Goal of the exercise
From the entries, copy out every line in which the word "ScheduledThreadPoolExecutor" is found.

Input data

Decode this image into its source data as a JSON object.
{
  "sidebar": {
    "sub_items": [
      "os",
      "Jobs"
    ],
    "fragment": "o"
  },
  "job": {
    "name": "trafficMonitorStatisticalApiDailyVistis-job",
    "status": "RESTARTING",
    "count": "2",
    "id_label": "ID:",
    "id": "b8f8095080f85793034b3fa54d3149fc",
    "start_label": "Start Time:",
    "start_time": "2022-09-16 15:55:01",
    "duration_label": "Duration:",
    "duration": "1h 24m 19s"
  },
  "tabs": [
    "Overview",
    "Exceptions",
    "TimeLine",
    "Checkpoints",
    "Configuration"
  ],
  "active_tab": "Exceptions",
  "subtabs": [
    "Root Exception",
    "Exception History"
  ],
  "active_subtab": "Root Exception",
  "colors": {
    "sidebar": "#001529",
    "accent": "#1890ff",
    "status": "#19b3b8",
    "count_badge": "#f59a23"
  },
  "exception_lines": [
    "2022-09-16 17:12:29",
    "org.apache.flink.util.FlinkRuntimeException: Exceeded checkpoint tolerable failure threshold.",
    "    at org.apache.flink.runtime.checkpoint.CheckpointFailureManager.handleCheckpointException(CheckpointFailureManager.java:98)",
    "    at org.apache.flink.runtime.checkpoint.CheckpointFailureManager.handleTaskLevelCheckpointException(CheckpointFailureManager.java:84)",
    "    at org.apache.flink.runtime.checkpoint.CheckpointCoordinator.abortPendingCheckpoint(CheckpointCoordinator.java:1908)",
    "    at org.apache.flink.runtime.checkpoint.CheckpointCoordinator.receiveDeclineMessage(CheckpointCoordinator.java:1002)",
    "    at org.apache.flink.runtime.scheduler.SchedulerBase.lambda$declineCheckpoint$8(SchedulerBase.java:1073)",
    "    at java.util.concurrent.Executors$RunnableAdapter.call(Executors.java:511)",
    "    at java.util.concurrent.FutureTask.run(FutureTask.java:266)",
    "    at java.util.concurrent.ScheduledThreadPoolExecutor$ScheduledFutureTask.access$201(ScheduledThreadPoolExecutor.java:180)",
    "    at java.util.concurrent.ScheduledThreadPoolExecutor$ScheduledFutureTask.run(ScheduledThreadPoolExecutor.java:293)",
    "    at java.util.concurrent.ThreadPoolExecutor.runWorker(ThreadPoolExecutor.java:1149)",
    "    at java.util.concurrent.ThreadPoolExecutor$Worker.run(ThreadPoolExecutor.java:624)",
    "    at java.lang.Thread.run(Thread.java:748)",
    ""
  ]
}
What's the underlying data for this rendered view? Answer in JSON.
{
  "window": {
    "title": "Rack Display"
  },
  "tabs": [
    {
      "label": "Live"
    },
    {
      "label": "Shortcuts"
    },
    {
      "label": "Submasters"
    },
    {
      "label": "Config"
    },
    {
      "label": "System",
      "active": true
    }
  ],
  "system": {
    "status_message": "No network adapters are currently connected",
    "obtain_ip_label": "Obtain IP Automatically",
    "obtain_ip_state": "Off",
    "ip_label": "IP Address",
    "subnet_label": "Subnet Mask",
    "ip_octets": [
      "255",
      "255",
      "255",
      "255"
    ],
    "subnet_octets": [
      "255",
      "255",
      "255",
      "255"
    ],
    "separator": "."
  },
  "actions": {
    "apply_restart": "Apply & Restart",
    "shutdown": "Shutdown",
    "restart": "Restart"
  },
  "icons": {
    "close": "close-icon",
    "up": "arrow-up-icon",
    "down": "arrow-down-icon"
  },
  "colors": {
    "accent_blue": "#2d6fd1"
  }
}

Output for this exercise
    "    at java.util.concurrent.ScheduledThreadPoolExecutor$ScheduledFutureTask.access$201(ScheduledThreadPoolExecutor.java:180)",
    "    at java.util.concurrent.ScheduledThreadPoolExecutor$ScheduledFutureTask.run(ScheduledThreadPoolExecutor.java:293)",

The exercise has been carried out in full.